While a number of approaches have been geared toward multiple sequence alignments, to date there have been very few approaches to multiple structure alignment and detection of a recurring substructural motif. Among these, none performs both multiple structure comparison and motif detection simultaneously. Further, none considers all structures at the same time, rather than initiating from pairwise molecular comparisons. We present such a multiple structural alignment algorithm. Given an ensemble of protein structures, the algorithm automatically finds the largest common substructure (core) of Cα atoms that appears in all the molecules in the ensemble. The detection of the core and the structural alignment are done simultaneously. Additional structural alignments also are obtained and are ranked by the sizes of the substructural motifs, which are present in the entire ensemble. The method is based on the geometric hashing paradigm. As in our previous structural comparison algorithms, it compares the structures in an amino acid sequence order-independent way, and hence the resulting alignment is unaffected by insertions, deletions and protein chain directionality. As such, it can be applied to protein surfaces, protein-protein interfaces and protein cores to find the optimally, and suboptimally spatially recurring substructural motifs. There is no predefinition of the motif. We describe the algorithm, demonstrating its efficiency. In particular, we present a range of results for several protein ensembles, with different folds and belonging to the same, or to different, families. Since the algorithm treats molecules as collections of points in three-dimensional space, it can also be applied to other molecules, such as RNA, or drugs.

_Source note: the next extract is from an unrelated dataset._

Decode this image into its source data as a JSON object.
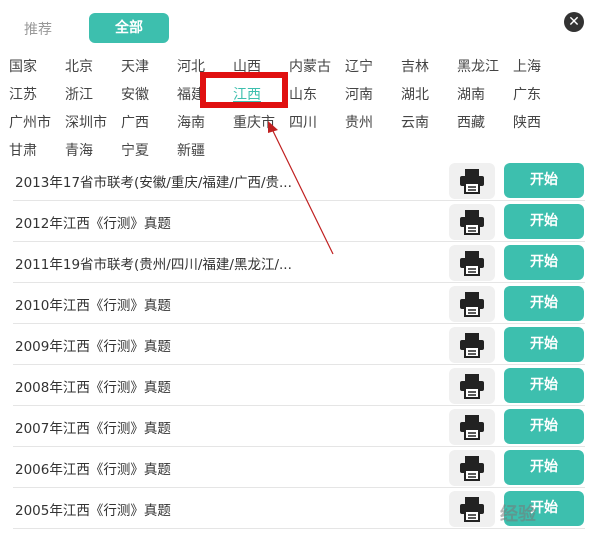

- Geometric hashing
- Multiple structural alignment
- Multiple structural comparison
- Structural core